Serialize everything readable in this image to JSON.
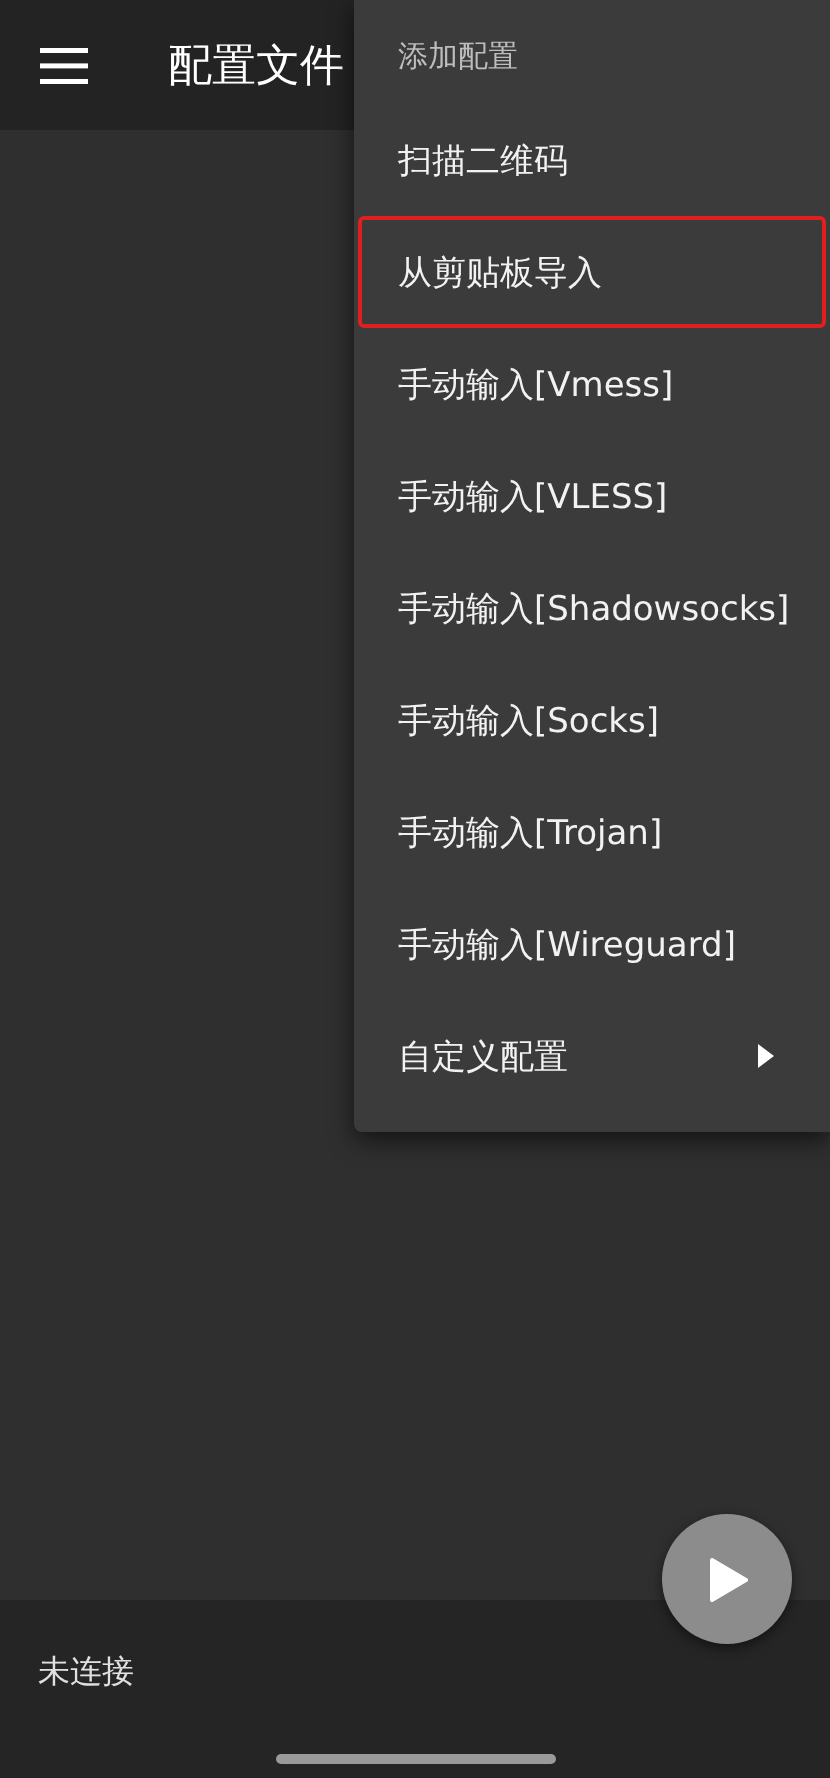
{
  "app_bar": {
    "title": "配置文件"
  },
  "menu": {
    "items": [
      {
        "kind": "header",
        "label": "添加配置",
        "highlighted": false
      },
      {
        "kind": "item",
        "label": "扫描二维码",
        "highlighted": false
      },
      {
        "kind": "item",
        "label": "从剪贴板导入",
        "highlighted": true
      },
      {
        "kind": "item",
        "label": "手动输入[Vmess]",
        "highlighted": false
      },
      {
        "kind": "item",
        "label": "手动输入[VLESS]",
        "highlighted": false
      },
      {
        "kind": "item",
        "label": "手动输入[Shadowsocks]",
        "highlighted": false
      },
      {
        "kind": "item",
        "label": "手动输入[Socks]",
        "highlighted": false
      },
      {
        "kind": "item",
        "label": "手动输入[Trojan]",
        "highlighted": false
      },
      {
        "kind": "item",
        "label": "手动输入[Wireguard]",
        "highlighted": false
      },
      {
        "kind": "submenu",
        "label": "自定义配置",
        "highlighted": false
      }
    ]
  },
  "status_bar": {
    "text": "未连接"
  }
}
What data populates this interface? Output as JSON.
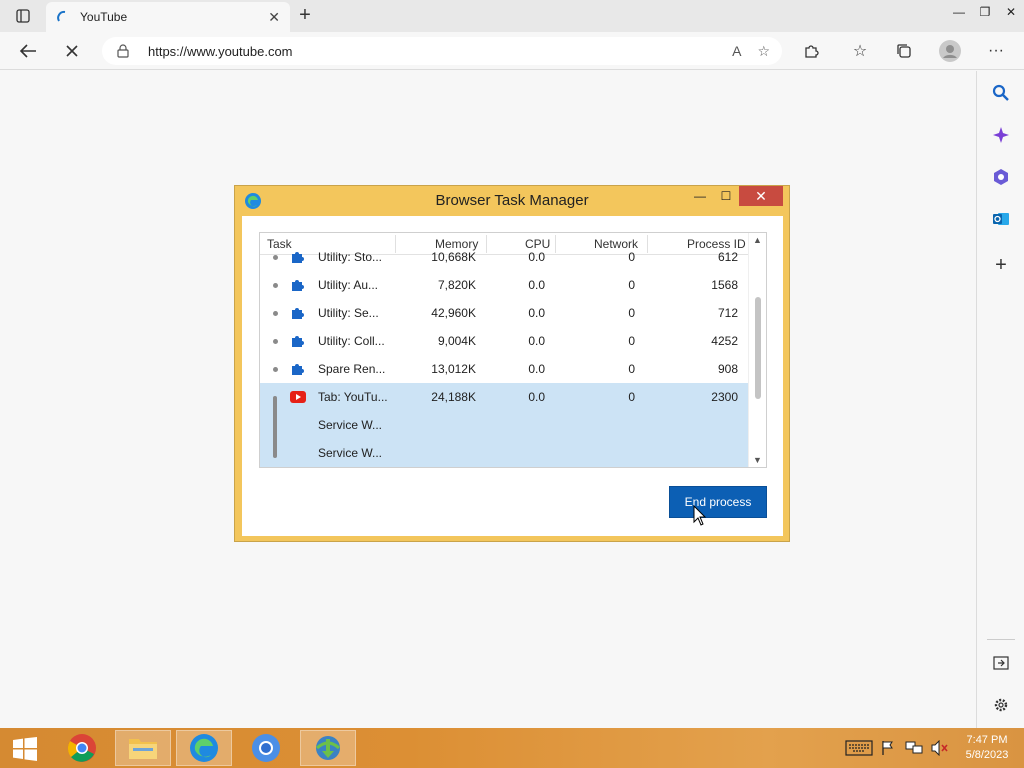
{
  "browser": {
    "tab_title": "YouTube",
    "url": "https://www.youtube.com"
  },
  "dialog": {
    "title": "Browser Task Manager",
    "columns": [
      "Task",
      "Memory",
      "CPU",
      "Network",
      "Process ID"
    ],
    "rows": [
      {
        "name": "Utility: Sto...",
        "memory": "10,668K",
        "cpu": "0.0",
        "network": "0",
        "pid": "612",
        "icon": "puzzle-icon"
      },
      {
        "name": "Utility: Au...",
        "memory": "7,820K",
        "cpu": "0.0",
        "network": "0",
        "pid": "1568",
        "icon": "puzzle-icon"
      },
      {
        "name": "Utility: Se...",
        "memory": "42,960K",
        "cpu": "0.0",
        "network": "0",
        "pid": "712",
        "icon": "puzzle-icon"
      },
      {
        "name": "Utility: Coll...",
        "memory": "9,004K",
        "cpu": "0.0",
        "network": "0",
        "pid": "4252",
        "icon": "puzzle-icon"
      },
      {
        "name": "Spare Ren...",
        "memory": "13,012K",
        "cpu": "0.0",
        "network": "0",
        "pid": "908",
        "icon": "puzzle-icon"
      },
      {
        "name": "Tab: YouTu...",
        "memory": "24,188K",
        "cpu": "0.0",
        "network": "0",
        "pid": "2300",
        "icon": "youtube-icon"
      },
      {
        "name": "Service W...",
        "memory": "",
        "cpu": "",
        "network": "",
        "pid": "",
        "icon": ""
      },
      {
        "name": "Service W...",
        "memory": "",
        "cpu": "",
        "network": "",
        "pid": "",
        "icon": ""
      }
    ],
    "end_button": "End process"
  },
  "taskbar": {
    "time": "7:47 PM",
    "date": "5/8/2023"
  },
  "colors": {
    "dialog_frame": "#f3c65c",
    "close_red": "#c84b40",
    "selection": "#cce3f5",
    "primary_button": "#0c5fb4",
    "taskbar": "#d58a32"
  }
}
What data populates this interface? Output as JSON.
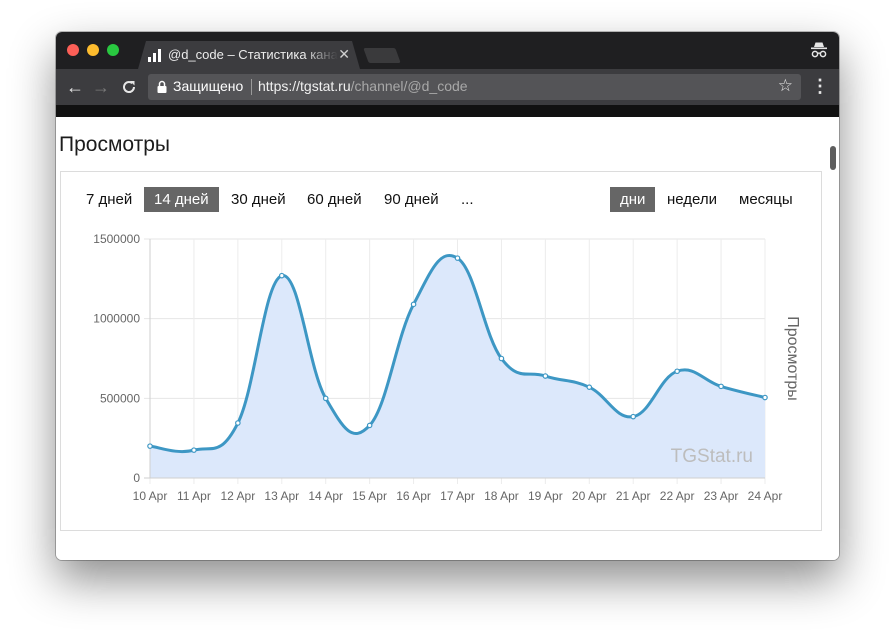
{
  "browser": {
    "tab_title": "@d_code – Статистика канала",
    "tab_close": "✕",
    "nav_back": "←",
    "nav_forward": "→",
    "nav_reload": "C",
    "secure_label": "Защищено",
    "url_host": "https://tgstat.ru",
    "url_path": "/channel/@d_code",
    "bookmark_star": "☆",
    "menu": "⋮"
  },
  "page": {
    "section_title": "Просмотры"
  },
  "range_buttons": [
    {
      "label": "7 дней",
      "active": false
    },
    {
      "label": "14 дней",
      "active": true
    },
    {
      "label": "30 дней",
      "active": false
    },
    {
      "label": "60 дней",
      "active": false
    },
    {
      "label": "90 дней",
      "active": false
    },
    {
      "label": "...",
      "active": false
    }
  ],
  "period_buttons": [
    {
      "label": "дни",
      "active": true
    },
    {
      "label": "недели",
      "active": false
    },
    {
      "label": "месяцы",
      "active": false
    }
  ],
  "colors": {
    "accent_active": "#666666",
    "line": "#3d97c4",
    "area_fill": "#dce8fb",
    "traffic_red": "#fc5f57",
    "traffic_yellow": "#fdbc2e",
    "traffic_green": "#29c840"
  },
  "chart_data": {
    "type": "area",
    "x": [
      "10 Apr",
      "11 Apr",
      "12 Apr",
      "13 Apr",
      "14 Apr",
      "15 Apr",
      "16 Apr",
      "17 Apr",
      "18 Apr",
      "19 Apr",
      "20 Apr",
      "21 Apr",
      "22 Apr",
      "23 Apr",
      "24 Apr"
    ],
    "series": [
      {
        "values": [
          200000,
          175000,
          345000,
          1270000,
          500000,
          330000,
          1090000,
          1380000,
          750000,
          640000,
          570000,
          385000,
          670000,
          575000,
          505000
        ]
      }
    ],
    "ylabel": "Просмотры",
    "xlabel": "",
    "ylim": [
      0,
      1500000
    ],
    "yticks": [
      "1500000",
      "1000000",
      "500000",
      "0"
    ],
    "grid": true,
    "watermark": "TGStat.ru",
    "smooth": true
  }
}
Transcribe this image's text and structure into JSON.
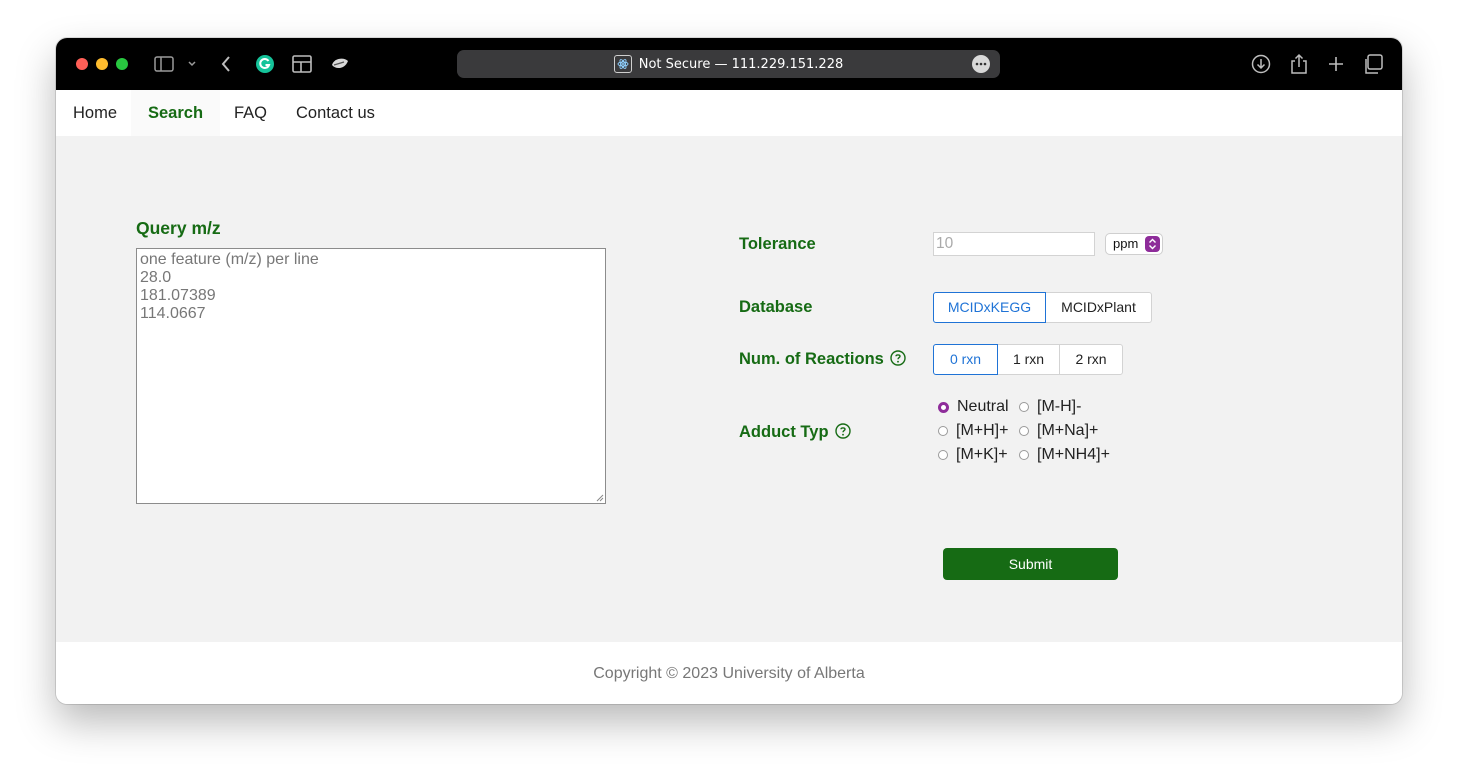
{
  "browser": {
    "address": "Not Secure — 111.229.151.228"
  },
  "nav": {
    "items": [
      "Home",
      "Search",
      "FAQ",
      "Contact us"
    ],
    "active": "Search"
  },
  "query": {
    "label": "Query m/z",
    "lines": [
      "one feature (m/z) per line",
      "28.0",
      "181.07389",
      "114.0667"
    ]
  },
  "tolerance": {
    "label": "Tolerance",
    "value": "10",
    "unit": "ppm"
  },
  "database": {
    "label": "Database",
    "options": [
      "MCIDxKEGG",
      "MCIDxPlant"
    ],
    "selected": "MCIDxKEGG"
  },
  "reactions": {
    "label": "Num. of Reactions",
    "options": [
      "0 rxn",
      "1 rxn",
      "2 rxn"
    ],
    "selected": "0 rxn"
  },
  "adduct": {
    "label": "Adduct Typ",
    "options": [
      "Neutral",
      "[M-H]-",
      "[M+H]+",
      "[M+Na]+",
      "[M+K]+",
      "[M+NH4]+"
    ],
    "selected": "Neutral"
  },
  "submit_label": "Submit",
  "footer": "Copyright © 2023 University of Alberta",
  "colors": {
    "accent_green": "#166b14",
    "selected_blue": "#1f73d6",
    "radio_purple": "#8e2c9a"
  }
}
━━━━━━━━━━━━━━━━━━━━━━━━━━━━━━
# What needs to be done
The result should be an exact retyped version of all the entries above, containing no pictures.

# Answer area
Serialize everything readable in this image to JSON.
{
  "app_bar": {
    "title": "配置文件"
  },
  "menu": {
    "items": [
      {
        "kind": "header",
        "label": "添加配置",
        "highlighted": false
      },
      {
        "kind": "item",
        "label": "扫描二维码",
        "highlighted": false
      },
      {
        "kind": "item",
        "label": "从剪贴板导入",
        "highlighted": true
      },
      {
        "kind": "item",
        "label": "手动输入[Vmess]",
        "highlighted": false
      },
      {
        "kind": "item",
        "label": "手动输入[VLESS]",
        "highlighted": false
      },
      {
        "kind": "item",
        "label": "手动输入[Shadowsocks]",
        "highlighted": false
      },
      {
        "kind": "item",
        "label": "手动输入[Socks]",
        "highlighted": false
      },
      {
        "kind": "item",
        "label": "手动输入[Trojan]",
        "highlighted": false
      },
      {
        "kind": "item",
        "label": "手动输入[Wireguard]",
        "highlighted": false
      },
      {
        "kind": "submenu",
        "label": "自定义配置",
        "highlighted": false
      }
    ]
  },
  "status_bar": {
    "text": "未连接"
  }
}
What data populates this interface? Output as JSON.
{
  "browser": {
    "tab_title": "YouTube",
    "url": "https://www.youtube.com"
  },
  "dialog": {
    "title": "Browser Task Manager",
    "columns": [
      "Task",
      "Memory",
      "CPU",
      "Network",
      "Process ID"
    ],
    "rows": [
      {
        "name": "Utility: Sto...",
        "memory": "10,668K",
        "cpu": "0.0",
        "network": "0",
        "pid": "612",
        "icon": "puzzle-icon"
      },
      {
        "name": "Utility: Au...",
        "memory": "7,820K",
        "cpu": "0.0",
        "network": "0",
        "pid": "1568",
        "icon": "puzzle-icon"
      },
      {
        "name": "Utility: Se...",
        "memory": "42,960K",
        "cpu": "0.0",
        "network": "0",
        "pid": "712",
        "icon": "puzzle-icon"
      },
      {
        "name": "Utility: Coll...",
        "memory": "9,004K",
        "cpu": "0.0",
        "network": "0",
        "pid": "4252",
        "icon": "puzzle-icon"
      },
      {
        "name": "Spare Ren...",
        "memory": "13,012K",
        "cpu": "0.0",
        "network": "0",
        "pid": "908",
        "icon": "puzzle-icon"
      },
      {
        "name": "Tab: YouTu...",
        "memory": "24,188K",
        "cpu": "0.0",
        "network": "0",
        "pid": "2300",
        "icon": "youtube-icon"
      },
      {
        "name": "Service W...",
        "memory": "",
        "cpu": "",
        "network": "",
        "pid": "",
        "icon": ""
      },
      {
        "name": "Service W...",
        "memory": "",
        "cpu": "",
        "network": "",
        "pid": "",
        "icon": ""
      }
    ],
    "end_button": "End process"
  },
  "taskbar": {
    "time": "7:47 PM",
    "date": "5/8/2023"
  },
  "colors": {
    "dialog_frame": "#f3c65c",
    "close_red": "#c84b40",
    "selection": "#cce3f5",
    "primary_button": "#0c5fb4",
    "taskbar": "#d58a32"
  }
}
What data populates this interface? Output as JSON.
{
  "browser": {
    "tab_title": "@d_code – Статистика канала",
    "tab_close": "✕",
    "nav_back": "←",
    "nav_forward": "→",
    "nav_reload": "C",
    "secure_label": "Защищено",
    "url_host": "https://tgstat.ru",
    "url_path": "/channel/@d_code",
    "bookmark_star": "☆",
    "menu": "⋮"
  },
  "page": {
    "section_title": "Просмотры"
  },
  "range_buttons": [
    {
      "label": "7 дней",
      "active": false
    },
    {
      "label": "14 дней",
      "active": true
    },
    {
      "label": "30 дней",
      "active": false
    },
    {
      "label": "60 дней",
      "active": false
    },
    {
      "label": "90 дней",
      "active": false
    },
    {
      "label": "...",
      "active": false
    }
  ],
  "period_buttons": [
    {
      "label": "дни",
      "active": true
    },
    {
      "label": "недели",
      "active": false
    },
    {
      "label": "месяцы",
      "active": false
    }
  ],
  "colors": {
    "accent_active": "#666666",
    "line": "#3d97c4",
    "area_fill": "#dce8fb",
    "traffic_red": "#fc5f57",
    "traffic_yellow": "#fdbc2e",
    "traffic_green": "#29c840"
  },
  "chart_data": {
    "type": "area",
    "x": [
      "10 Apr",
      "11 Apr",
      "12 Apr",
      "13 Apr",
      "14 Apr",
      "15 Apr",
      "16 Apr",
      "17 Apr",
      "18 Apr",
      "19 Apr",
      "20 Apr",
      "21 Apr",
      "22 Apr",
      "23 Apr",
      "24 Apr"
    ],
    "series": [
      {
        "values": [
          200000,
          175000,
          345000,
          1270000,
          500000,
          330000,
          1090000,
          1380000,
          750000,
          640000,
          570000,
          385000,
          670000,
          575000,
          505000
        ]
      }
    ],
    "ylabel": "Просмотры",
    "xlabel": "",
    "ylim": [
      0,
      1500000
    ],
    "yticks": [
      "1500000",
      "1000000",
      "500000",
      "0"
    ],
    "grid": true,
    "watermark": "TGStat.ru",
    "smooth": true
  }
}
Transcribe this image's text and structure into JSON.
{
  "browser": {
    "address": "Not Secure — 111.229.151.228"
  },
  "nav": {
    "items": [
      "Home",
      "Search",
      "FAQ",
      "Contact us"
    ],
    "active": "Search"
  },
  "query": {
    "label": "Query m/z",
    "lines": [
      "one feature (m/z) per line",
      "28.0",
      "181.07389",
      "114.0667"
    ]
  },
  "tolerance": {
    "label": "Tolerance",
    "value": "10",
    "unit": "ppm"
  },
  "database": {
    "label": "Database",
    "options": [
      "MCIDxKEGG",
      "MCIDxPlant"
    ],
    "selected": "MCIDxKEGG"
  },
  "reactions": {
    "label": "Num. of Reactions",
    "options": [
      "0 rxn",
      "1 rxn",
      "2 rxn"
    ],
    "selected": "0 rxn"
  },
  "adduct": {
    "label": "Adduct Typ",
    "options": [
      "Neutral",
      "[M-H]-",
      "[M+H]+",
      "[M+Na]+",
      "[M+K]+",
      "[M+NH4]+"
    ],
    "selected": "Neutral"
  },
  "submit_label": "Submit",
  "footer": "Copyright © 2023 University of Alberta",
  "colors": {
    "accent_green": "#166b14",
    "selected_blue": "#1f73d6",
    "radio_purple": "#8e2c9a"
  }
}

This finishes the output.